Disney is swinging the ax at Disney Interactive Studios, cutting hundreds of positions, sources have told Variety.
Disney declined to give a number of people affected, but speaking off the record, people who were affected by the move said it could be as much as half of Disney Interactive Studios. Several vice presidents and directors were among those cut. (Update: Further research by Variety has found the actual number of employees cut to be closer to 35-40 percent of the unit.)
"“As part of setting a strategic direction for future success in the digital media space, the Disney Interactive Media Group yesterday began a restructuring process," the company said in a statement.
More than 700 people work at Disney Interactive Studios, but many have been waiting for what they saw as inevitable cuts after upper management changes were made late last year after the June 2010 acquisition of social game maker Playdom.
First out was Disney Interactive Media Group head Steve Wadsworth, who left abruptly in September. The Mouse quickly replaced him with Yahoo! vet Jimmy Pitaro and John Pleasants, CEO of Playdom, an online game company that Disney acquired for $763 million in late July.
In November, that shift continued as Graham Hopper, who had guided Disney’s gaming division for the past eight years and had built the company into a viable force among game makers, announced his departure.
During holiday 2010, the company had two major releases: “Tron: Evolution,” which was a flop and “Epic Mickey,” its biggest retail release in years – and a video game re-branding, of sorts, for the company’s most famous character.
“Epic Mickey” sold 1.3 million units in December – a respectable number and one that Disney said made it the fastest-selling game in the company’s history. The figure wasn’t quire as spectacular as some insiders were likely hoping for, though. (Analysts blame the game’s late release date – and the fact that it was only available on the Nintendo Wii – for the numbers.)

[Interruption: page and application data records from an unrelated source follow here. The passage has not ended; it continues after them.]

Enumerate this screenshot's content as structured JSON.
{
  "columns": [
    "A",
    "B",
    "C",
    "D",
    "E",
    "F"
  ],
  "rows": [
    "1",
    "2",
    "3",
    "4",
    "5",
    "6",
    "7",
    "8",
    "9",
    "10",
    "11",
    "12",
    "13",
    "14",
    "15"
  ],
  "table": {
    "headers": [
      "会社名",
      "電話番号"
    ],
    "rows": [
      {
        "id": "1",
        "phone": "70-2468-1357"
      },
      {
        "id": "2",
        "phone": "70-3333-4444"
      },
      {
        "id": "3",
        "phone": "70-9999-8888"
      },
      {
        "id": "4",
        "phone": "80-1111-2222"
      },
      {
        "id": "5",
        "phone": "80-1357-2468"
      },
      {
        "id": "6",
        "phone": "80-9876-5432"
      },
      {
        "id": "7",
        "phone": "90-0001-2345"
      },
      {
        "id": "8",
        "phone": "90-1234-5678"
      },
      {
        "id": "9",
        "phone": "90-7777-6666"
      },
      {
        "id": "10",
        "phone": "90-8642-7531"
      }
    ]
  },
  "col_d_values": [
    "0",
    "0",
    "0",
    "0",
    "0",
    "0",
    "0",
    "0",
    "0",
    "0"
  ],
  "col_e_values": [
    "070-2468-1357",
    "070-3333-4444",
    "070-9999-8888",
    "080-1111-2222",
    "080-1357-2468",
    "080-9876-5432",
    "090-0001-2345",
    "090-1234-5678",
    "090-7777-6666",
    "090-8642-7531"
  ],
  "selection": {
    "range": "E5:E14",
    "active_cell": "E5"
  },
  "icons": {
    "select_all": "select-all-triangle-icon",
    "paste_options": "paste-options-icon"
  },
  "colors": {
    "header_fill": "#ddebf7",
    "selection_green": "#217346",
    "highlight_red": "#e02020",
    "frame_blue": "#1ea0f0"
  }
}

Junction Point, which made “Epic Mickey” was not spared from Monday’s layoffs, but cuts at that studio were minimal compared to the larger employee reductions at the division. Star developer Warren Spector is not leaving the company.